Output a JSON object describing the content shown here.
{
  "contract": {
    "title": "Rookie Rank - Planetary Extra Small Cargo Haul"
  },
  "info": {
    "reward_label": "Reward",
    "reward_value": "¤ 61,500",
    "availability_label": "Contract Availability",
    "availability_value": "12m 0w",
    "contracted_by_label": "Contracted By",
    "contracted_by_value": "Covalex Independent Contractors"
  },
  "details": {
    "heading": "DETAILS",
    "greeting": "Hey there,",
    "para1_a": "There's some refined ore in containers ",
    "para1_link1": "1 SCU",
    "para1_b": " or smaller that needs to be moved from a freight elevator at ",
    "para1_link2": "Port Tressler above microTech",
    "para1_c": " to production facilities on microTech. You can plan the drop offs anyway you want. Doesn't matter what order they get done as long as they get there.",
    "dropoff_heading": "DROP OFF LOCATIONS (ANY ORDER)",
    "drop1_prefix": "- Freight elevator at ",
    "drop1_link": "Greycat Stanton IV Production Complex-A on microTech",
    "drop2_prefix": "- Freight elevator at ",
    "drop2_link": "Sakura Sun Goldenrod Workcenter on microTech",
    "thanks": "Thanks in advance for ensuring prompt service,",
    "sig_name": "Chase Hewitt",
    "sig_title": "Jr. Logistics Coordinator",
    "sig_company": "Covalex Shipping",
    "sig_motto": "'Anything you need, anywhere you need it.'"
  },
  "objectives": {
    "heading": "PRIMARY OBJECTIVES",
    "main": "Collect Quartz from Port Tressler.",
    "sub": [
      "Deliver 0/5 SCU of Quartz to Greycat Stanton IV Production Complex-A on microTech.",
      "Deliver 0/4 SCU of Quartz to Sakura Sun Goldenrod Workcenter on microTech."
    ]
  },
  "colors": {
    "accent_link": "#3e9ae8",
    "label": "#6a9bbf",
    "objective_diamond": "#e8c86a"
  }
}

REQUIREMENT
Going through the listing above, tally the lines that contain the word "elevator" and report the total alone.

RESPONSE TO THIS TASK
3